- Your assignment -
Search the records below for the word "kind". Copy each line where it occurs.

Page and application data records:

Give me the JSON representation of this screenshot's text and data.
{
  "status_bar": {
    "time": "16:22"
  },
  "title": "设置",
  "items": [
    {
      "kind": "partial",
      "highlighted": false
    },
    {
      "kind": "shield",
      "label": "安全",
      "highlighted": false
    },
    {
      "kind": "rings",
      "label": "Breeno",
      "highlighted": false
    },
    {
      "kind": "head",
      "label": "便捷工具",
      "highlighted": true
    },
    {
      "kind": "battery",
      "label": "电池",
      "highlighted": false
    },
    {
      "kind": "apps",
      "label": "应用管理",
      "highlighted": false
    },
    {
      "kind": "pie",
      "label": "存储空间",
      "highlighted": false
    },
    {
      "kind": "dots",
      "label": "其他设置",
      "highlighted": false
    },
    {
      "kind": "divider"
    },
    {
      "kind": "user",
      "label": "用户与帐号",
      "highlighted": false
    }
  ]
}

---

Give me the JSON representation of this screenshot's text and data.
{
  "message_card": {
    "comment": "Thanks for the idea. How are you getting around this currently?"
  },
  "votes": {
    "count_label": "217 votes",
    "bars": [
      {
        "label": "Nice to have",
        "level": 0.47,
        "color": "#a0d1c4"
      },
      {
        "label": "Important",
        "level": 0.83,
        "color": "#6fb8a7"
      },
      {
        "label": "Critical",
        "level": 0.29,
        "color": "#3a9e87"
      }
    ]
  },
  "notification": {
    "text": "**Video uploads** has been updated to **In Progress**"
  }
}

- Output of the task -
      "kind": "partial",
      "kind": "shield",
      "kind": "rings",
      "kind": "head",
      "kind": "battery",
      "kind": "apps",
      "kind": "pie",
      "kind": "dots",
      "kind": "divider"
      "kind": "user",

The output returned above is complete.